- Stimulating touch-and-feel interactive environment highlights pioneering work in sectors of AI and robots, biomedical, data and smart city, and fintech
Today Hong Kong has a thriving innovation and technology (I&T) ecosystem with 3,360 start-ups producing world-class innovations.
With strong government-backing, supportive infrastructure and a prime location within the Guangdong-Hong Kong-Macao Greater Bay Area megalopolis, the city is fast developing into an international I&T hub.
Up to now it has not been easy to showcase the achievements of Hong Kong tech companies to potential investors, industry partners and the general public.
However, such challenges have been solved following the opening of the Hong Kong Science and Technology Parks Corporation (HKSTP) Experience Centre, which offers a stimulating touch-and-feel interactive environment where visitors can learn about some of the groundbreaking I&T solutions created by the city’s companies.
The 400-square-metre (4,300-square-foot) purpose-built, technology-enabled experiential venue has been created by HKSTP – a statutory body offering expertise and all-round support to cultivate and promote I&T companies across the region – at its Hong Kong Science Park.
“The main goal of the Experience Centre is to reach out to the world and tell the story of what we have accomplished in technology innovation in Hong Kong,” Albert Wong, CEO of HKSTP, says.
The focus of the centre is on the four key I&T sectors of biomedical, artificial intelligence and robotics, data and smart city, and fintech, with visitors shown how pioneering technology solutions created by the partner companies of HKSTP are transforming traditional industries and helping to solve problems in Hongkongers’ daily lives.
As visitors enter the centre, they are greeted by name by an interactive robot using facial-recognition technology.

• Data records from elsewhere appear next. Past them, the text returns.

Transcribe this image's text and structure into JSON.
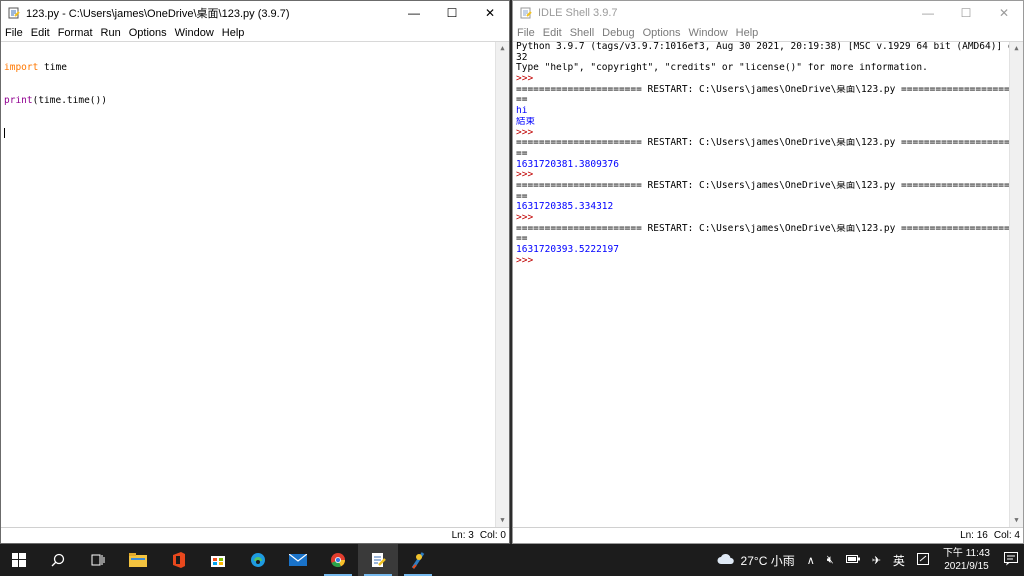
{
  "editor": {
    "title": "123.py - C:\\Users\\james\\OneDrive\\桌面\\123.py (3.9.7)",
    "menu": [
      "File",
      "Edit",
      "Format",
      "Run",
      "Options",
      "Window",
      "Help"
    ],
    "code": {
      "kw_import": "import",
      "mod": " time",
      "bi_print": "print",
      "rest": "(time.time())"
    },
    "status": {
      "ln": "Ln: 3",
      "col": "Col: 0"
    }
  },
  "shell": {
    "title": "IDLE Shell 3.9.7",
    "menu": [
      "File",
      "Edit",
      "Shell",
      "Debug",
      "Options",
      "Window",
      "Help"
    ],
    "lines": [
      {
        "t": "Python 3.9.7 (tags/v3.9.7:1016ef3, Aug 30 2021, 20:19:38) [MSC v.1929 64 bit (AMD64)] on win",
        "c": ""
      },
      {
        "t": "32",
        "c": ""
      },
      {
        "t": "Type \"help\", \"copyright\", \"credits\" or \"license()\" for more information.",
        "c": ""
      },
      {
        "t": ">>> ",
        "c": "pr"
      },
      {
        "t": "====================== RESTART: C:\\Users\\james\\OneDrive\\桌面\\123.py ======================",
        "c": ""
      },
      {
        "t": "==",
        "c": ""
      },
      {
        "t": "hi",
        "c": "out"
      },
      {
        "t": "結束",
        "c": "out"
      },
      {
        "t": ">>> ",
        "c": "pr"
      },
      {
        "t": "====================== RESTART: C:\\Users\\james\\OneDrive\\桌面\\123.py ======================",
        "c": ""
      },
      {
        "t": "==",
        "c": ""
      },
      {
        "t": "1631720381.3809376",
        "c": "out"
      },
      {
        "t": ">>> ",
        "c": "pr"
      },
      {
        "t": "====================== RESTART: C:\\Users\\james\\OneDrive\\桌面\\123.py ======================",
        "c": ""
      },
      {
        "t": "==",
        "c": ""
      },
      {
        "t": "1631720385.334312",
        "c": "out"
      },
      {
        "t": ">>> ",
        "c": "pr"
      },
      {
        "t": "====================== RESTART: C:\\Users\\james\\OneDrive\\桌面\\123.py ======================",
        "c": ""
      },
      {
        "t": "==",
        "c": ""
      },
      {
        "t": "1631720393.5222197",
        "c": "out"
      },
      {
        "t": ">>> ",
        "c": "pr"
      }
    ],
    "status": {
      "ln": "Ln: 16",
      "col": "Col: 4"
    }
  },
  "taskbar": {
    "weather": "27°C 小雨",
    "ime": "英",
    "time": "下午 11:43",
    "date": "2021/9/15"
  },
  "colors": {
    "keyword": "#ff7700",
    "builtin": "#900090",
    "output": "#0000ff",
    "prompt": "#c00000",
    "accent": "#76b9ed"
  }
}
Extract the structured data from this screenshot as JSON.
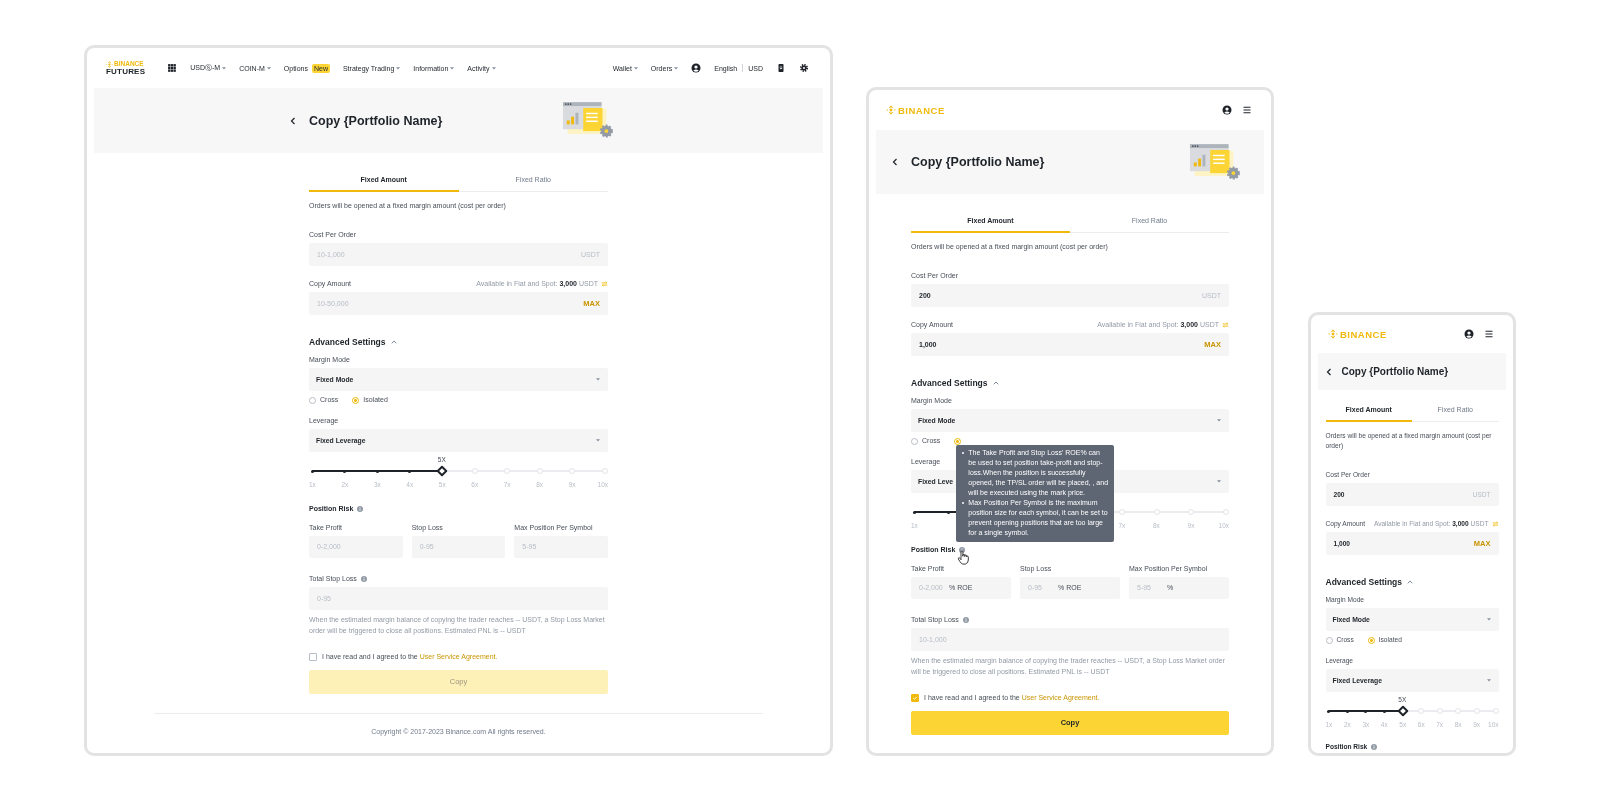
{
  "screens": [
    {
      "kind": "desktop",
      "nav": {
        "logo": {
          "top": "BINANCE",
          "bottom": "FUTURES"
        },
        "items": [
          {
            "label": "USDⓈ-M",
            "dropdown": true
          },
          {
            "label": "COIN-M",
            "dropdown": true
          },
          {
            "label": "Options",
            "dropdown": false,
            "badge": "New"
          },
          {
            "label": "Strategy Trading",
            "dropdown": true
          },
          {
            "label": "Information",
            "dropdown": true
          },
          {
            "label": "Activity",
            "dropdown": true
          }
        ],
        "right_items": [
          {
            "label": "Wallet",
            "dropdown": true
          },
          {
            "label": "Orders",
            "dropdown": true
          }
        ],
        "language": "English",
        "currency": "USD"
      },
      "header": {
        "title": "Copy {Portfolio Name}"
      },
      "form": {
        "tabs": [
          {
            "label": "Fixed Amount",
            "selected": true
          },
          {
            "label": "Fixed Ratio",
            "selected": false
          }
        ],
        "description": "Orders will be opened at a fixed margin amount (cost per order)",
        "cost_per_order": {
          "label": "Cost Per Order",
          "placeholder": "10-1,000",
          "unit": "USDT"
        },
        "copy_amount": {
          "label": "Copy Amount",
          "available": {
            "label": "Available in Fiat and Spot:",
            "amount": "3,000",
            "unit": "USDT"
          },
          "placeholder": "10-50,000",
          "max": "MAX"
        },
        "advanced_settings": {
          "label": "Advanced Settings",
          "expanded": true
        },
        "margin_mode": {
          "label": "Margin Mode",
          "value": "Fixed Mode",
          "options": [
            {
              "label": "Cross",
              "selected": false
            },
            {
              "label": "Isolated",
              "selected": true
            }
          ]
        },
        "leverage": {
          "label": "Leverage",
          "value": "Fixed Leverage",
          "level": 0.444,
          "thumb_label": "5X",
          "ticks": [
            "1x",
            "2x",
            "3x",
            "4x",
            "5x",
            "6x",
            "7x",
            "8x",
            "9x",
            "10x"
          ]
        },
        "position_risk": {
          "label": "Position Risk",
          "fields": [
            {
              "label": "Take Profit",
              "placeholder": "0-2,000"
            },
            {
              "label": "Stop Loss",
              "placeholder": "0-95"
            },
            {
              "label": "Max Position Per Symbol",
              "placeholder": "5-95"
            }
          ]
        },
        "total_stop_loss": {
          "label": "Total Stop Loss",
          "placeholder": "0-95"
        },
        "note": "When the estimated margin balance of copying the trader reaches -- USDT, a Stop Loss Market order will be triggered to close all positions. Estimated PNL is -- USDT",
        "agreement": {
          "checked": false,
          "text": "I have read and I agreed to the",
          "link": "User Service Agreement."
        },
        "copy_button": {
          "label": "Copy",
          "disabled": true
        }
      },
      "footer": "Copyright © 2017-2023 Binance.com All rights reserved."
    },
    {
      "kind": "tablet",
      "logo": "BINANCE",
      "header": {
        "title": "Copy {Portfolio Name}"
      },
      "form": {
        "tabs": [
          {
            "label": "Fixed Amount",
            "selected": true
          },
          {
            "label": "Fixed Ratio",
            "selected": false
          }
        ],
        "description": "Orders will be opened at a fixed margin amount (cost per order)",
        "cost_per_order": {
          "label": "Cost Per Order",
          "value": "200",
          "unit": "USDT"
        },
        "copy_amount": {
          "label": "Copy Amount",
          "available": {
            "label": "Available in Fiat and Spot:",
            "amount": "3,000",
            "unit": "USDT"
          },
          "value": "1,000",
          "max": "MAX"
        },
        "advanced_settings": {
          "label": "Advanced Settings",
          "expanded": true
        },
        "margin_mode": {
          "label": "Margin Mode",
          "value": "Fixed Mode",
          "options": [
            {
              "label": "Cross",
              "selected": false
            },
            {
              "selected": true
            }
          ]
        },
        "leverage": {
          "label": "Leverage",
          "value": "Fixed Leve",
          "level": 0.444,
          "ticks": [
            "1x"
          ],
          "ticks_end": [
            "7x",
            "8x",
            "9x",
            "10x"
          ]
        },
        "position_risk": {
          "label": "Position Risk",
          "tooltip": {
            "bullets": [
              "The Take Profit and Stop Loss' ROE% can be used to set position take-profit and stop-loss.When the position is successfully opened, the TP/SL order will be placed, , and will be executed using the mark price.",
              "Max Position Per Symbol is the maximum position size for each symbol, it can be set to prevent opening positions that are too large for a single symbol."
            ]
          },
          "fields": [
            {
              "label": "Take Profit",
              "placeholder": "0-2,000",
              "suffix": "% ROE"
            },
            {
              "label": "Stop Loss",
              "placeholder": "0-95",
              "suffix": "% ROE"
            },
            {
              "label": "Max Position Per Symbol",
              "placeholder": "5-95",
              "suffix": "%"
            }
          ]
        },
        "total_stop_loss": {
          "label": "Total Stop Loss",
          "placeholder": "10-1,000"
        },
        "note": "When the estimated margin balance of copying the trader reaches -- USDT, a Stop Loss Market order will be triggered to close all positions. Estimated PNL is -- USDT",
        "agreement": {
          "checked": true,
          "text": "I have read and I agreed to the",
          "link": "User Service Agreement."
        },
        "copy_button": {
          "label": "Copy",
          "disabled": false
        }
      }
    },
    {
      "kind": "mobile",
      "logo": "BINANCE",
      "header": {
        "title": "Copy {Portfolio Name}"
      },
      "form": {
        "tabs": [
          {
            "label": "Fixed Amount",
            "selected": true
          },
          {
            "label": "Fixed Ratio",
            "selected": false
          }
        ],
        "description": "Orders will be opened at a fixed margin amount (cost per order)",
        "cost_per_order": {
          "label": "Cost Per Order",
          "value": "200",
          "unit": "USDT"
        },
        "copy_amount": {
          "label": "Copy Amount",
          "available": {
            "label": "Available in Fiat and Spot:",
            "amount": "3,000",
            "unit": "USDT"
          },
          "value": "1,000",
          "max": "MAX"
        },
        "advanced_settings": {
          "label": "Advanced Settings",
          "expanded": true
        },
        "margin_mode": {
          "label": "Margin Mode",
          "value": "Fixed Mode",
          "options": [
            {
              "label": "Cross",
              "selected": false
            },
            {
              "label": "Isolated",
              "selected": true
            }
          ]
        },
        "leverage": {
          "label": "Leverage",
          "value": "Fixed Leverage",
          "level": 0.444,
          "thumb_label": "5X",
          "ticks": [
            "1x",
            "2x",
            "3x",
            "4x",
            "5x",
            "6x",
            "7x",
            "8x",
            "9x",
            "10x"
          ]
        },
        "position_risk": {
          "label": "Position Risk"
        }
      }
    }
  ]
}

They can pass through different innovative zones, featuring attractions including an immersive panoramic show, mixed-reality experience – where they wear HoloLens smartglasses – real-time data analytics, spherical storytelling and robotics choreography.
All of the interactive zones have been created and powered by technology and content provided by about 80 partner companies of HKSTP, business partners and researchers.
With a core objective to encourage collaboration between innovative start-ups and corporations and investors, the centre is open to Science Park communities as a venue where they can conduct business presentations and host networking events.
“We are dedicated to making this a place for innovators, investors, partners and various stakeholders to connect and explore possibilities for co-creating a vibrant I&T ecosystem,” Wong says.
Jimmy Tao, CEO of Vitargent (International) Biotechnology – a pioneering biotech firm working in the field of safety test technology, which is a HKSTP partner company and incubatee graduate, believes the centre is an ideal venue for companies to hold meetings with potential investors.
“There is nowhere else that can showcase all the technology from Hong Kong Science Park so easily,” says Tao, who is president of the steering committee of HKSTP Startups Alumni Association. “You can touch it and feel it and really get a first-hand experience.”
Inspiring the community
Paul Lee, a software engineer at Precision Robotics, another HKSTP partner company, which develops precise, intelligent surgical robots, thinks the centre will also inspire members of the Science Park community and enable them to try out each other’s technology.
“We can look at the latest developments in different industries, such as augmented reality solutions, and think about how we can adopt them in our own products,” he says. “Seeing cutting-edge technology is always inspiring.”
Wong agrees, adding: “We hope, through this miniature ecosystem, to engage, excite and impress our target stakeholders to win their endorsement and build advocacy for HKSTP.”
Exploring new possibilities
The Experience Centre also serves as a platform for the crossover of design and art tech, with thoughtfully curated art pieces which explore the “human-tech” relationship.
One display, the art tech project called “MAN-MADE”, features the work of six Chinese artists, who have reimagined traditional Chinese art forms and aesthetics using modern digital techniques. It aims to provide a multi-sensory journey that connects the past and future while exploring the nation’s cultural identity.
To further nurture fresh ways to fuse design and technology and support new talent in this field, HKSTP is partnering with Hong Kong Design Institute to promote various initiatives that provide guidance and coaching to students on their projects.
Dr Ong Lay-lian, principal of Hong Kong Design Institute (HKDI) and Institute of Vocational Education (Lee Wai Lee), says: “Art tech is a global trend involving the fusion of art, design and technology. It transforms the way people see, consume and react to this integrated new element.”
HKDI students are integrating technology into their work, and displaying it at the Experience Centre, as part of a partnership with HKSTP. “As a vocational education institution, it is important that students are trained in emerging technologies and design to meet industry needs,” Ong says. “We welcome this collaboration with HKSTP that will provide a lot of opportunities for these learning experiences.”
She says it is also important for visitors to the centre to know how technology can be applied, integrated and linked with other disciplines, such as design. “We are expanding people’s perception about the multidisciplinary area of appreciating that what is presented in front of them is not limited to just design, but has other components from IT [information technology],” Ong says.